1.1.2.2.Samples for voriconazole concentration determination: The patients those start using voriconazole as part of invasive fungal infection prophylaxis or treatment will The second 2 mL blood sample will be collected into a red cap tube on the fifth day (9th dose) of treatment before the morning voriconazole dose, again whilst blood is being collected as part of routine clinical care (without requiring any other needle insertion) to determine the trough voriconazole concentration at steady state. This blood sample will be centrifuged and the serum stored in the Department of Medical Pharmacology at the Dokuz Eylul University Faculty of Medicine. When follow up is completed for a given patient, this serum sample will be transferred to an accredited laboratory in Istanbul, Turkey, with maintenance and assurance of the cold chain during sample transportation to guarantee sample integrity.

Details
Condition overdose of drug with toxic effect, drug reaction, adverse drug reaction, adverse drug events, adverse drug reactions
Treatment Voriconazole
Clinical Study IdentifierNCT04743544
SponsorDokuz Eylul University
Last Modified on19 February 2021

Eligibility

Yes No Not Sure

Inclusion Criteria

Aged between 2 years and <18 years
Receiving voriconazole for the treatment of an invasive fungal infection (IFI) and are within the first five days of the treatment course, OR are receiving voriconazole for the secondary prophylaxis against IFI during or after chemotherapy
Agree to give one additional blood sample twice during the study for the purposes of pharmacogenetic analysis and determination of the serum trough voriconazole concentration, whilst their blood is being collected during normal clinical follow up without the requirement for any additional intravenous intervention
Are willing and able to give informed consent and sign the informed consent form (by the patients and the parents OR the legal guardians)

Exclusion Criteria

Have previously had CYP2C19 PGx testing performed
Pregnant/breastfeeding
Have cognitive impairment and/or psychiatric disorders and/or any other condition that will draw into question their capacity to provide informed consent
Have severe hepatic insufficiency (Child-Pugh Class C) and have renal failure (estimated GFR <15ml/min /1,73m2)
Clear my responses

How to participate?

Step 1 Connect with a study center
What happens next?
  • You can expect the study team to contact you via email or phone in the next few days.
  • Sign up as volunteer to help accelerate the development of new treatments and to get notified about similar trials.

You are contacting

Investigator Avatar

Primary Contact

site

0/250
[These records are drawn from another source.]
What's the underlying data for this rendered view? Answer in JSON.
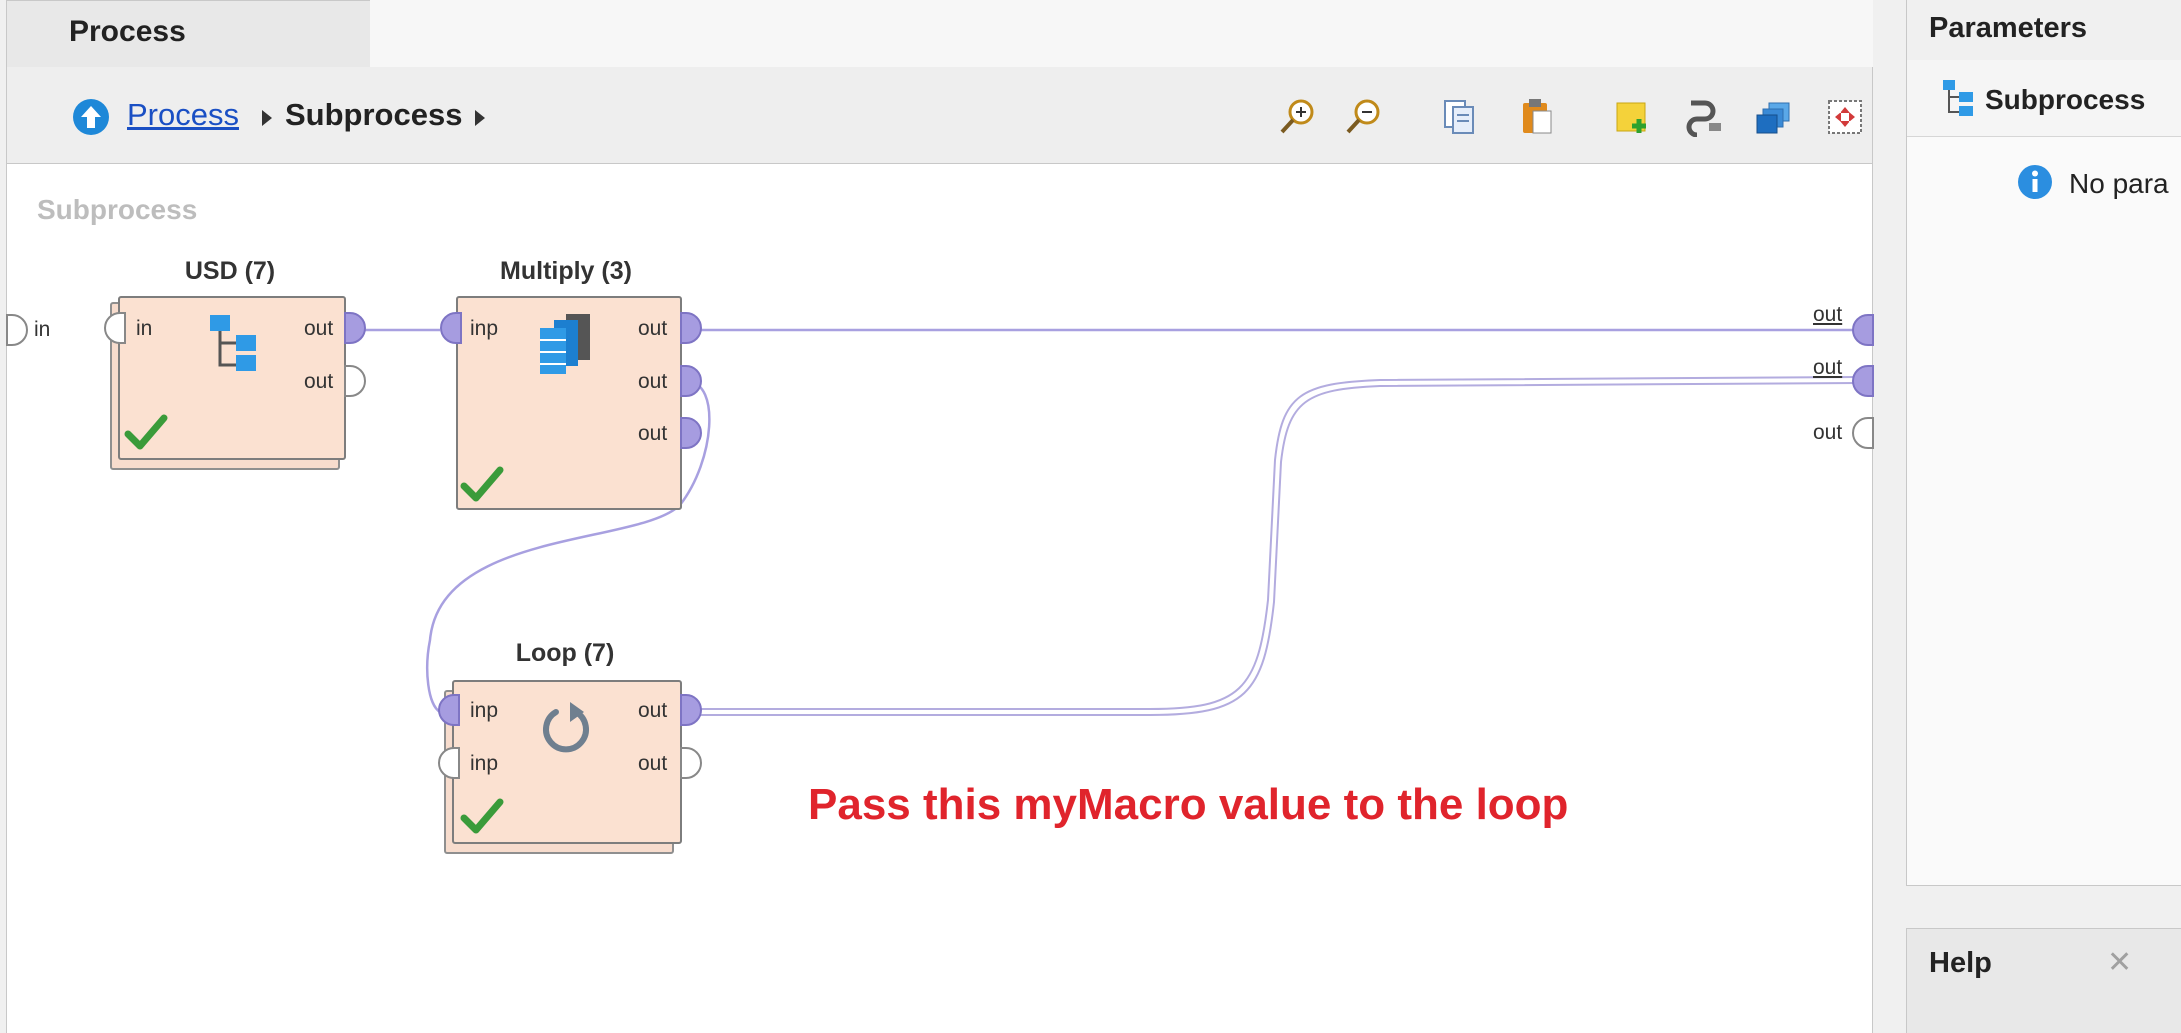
{
  "process_tab": {
    "label": "Process"
  },
  "breadcrumb": {
    "link": "Process",
    "current": "Subprocess"
  },
  "toolbar": {
    "icons": [
      "zoom-in-icon",
      "zoom-out-icon",
      "copy-icon",
      "paste-icon",
      "add-note-icon",
      "auto-wire-icon",
      "arrange-icon",
      "fit-icon"
    ]
  },
  "canvas": {
    "label": "Subprocess",
    "input_port": "in",
    "output_ports": [
      "out",
      "out",
      "out"
    ],
    "annotation": "Pass this myMacro value to the loop",
    "wire_color": "#a8a0e0"
  },
  "operators": {
    "usd": {
      "title": "USD (7)",
      "in": "in",
      "out1": "out",
      "out2": "out"
    },
    "multiply": {
      "title": "Multiply (3)",
      "in": "inp",
      "out1": "out",
      "out2": "out",
      "out3": "out"
    },
    "loop": {
      "title": "Loop (7)",
      "in1": "inp",
      "in2": "inp",
      "out1": "out",
      "out2": "out"
    }
  },
  "parameters": {
    "header": "Parameters",
    "operator": "Subprocess",
    "message": "No para"
  },
  "help": {
    "header": "Help",
    "close": "✕"
  },
  "colors": {
    "operator_fill": "#fbe1d1",
    "port_fill": "#a69ce0",
    "annotation": "#e0242c",
    "check": "#3a9b3a"
  }
}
Additional screening procedures may be conducted by the study team before you can be confirmed eligible to participate.

Learn more

If you are confirmed eligible after full screening, you will be required to understand and sign the informed consent if you decide to enroll in the study. Once enrolled you may be asked to make scheduled visits over a period of time.

Learn more

Complete your scheduled study participation activities and then you are done. You may receive summary of study results if provided by the sponsor.

Learn more

Similar trials to consider

Loading...

Not finding what you're looking for?

Every year hundreds of thousands of volunteers step forward to participate in research. Sign up as a volunteer and receive email notifications when clinical trials are posted in the medical category of interest to you.

Sign up as volunteer

user name

Added by • 

 • 

Private

Reply by • Private
Loading...

Lorem ipsum dolor sit amet consectetur, adipisicing elit. Ipsa vel nobis alias. Quae eveniet velit voluptate quo doloribus maxime et dicta in sequi, corporis quod. Ea, dolor eius? Dolore, vel!

  The passcode will expire in None.
Loading...

No annotations made yet

Add a private note
  • abc Select a piece of text from the left.
  • Add notes visible only to you.
  • Send it to people through a passcode protected link.
Add a private note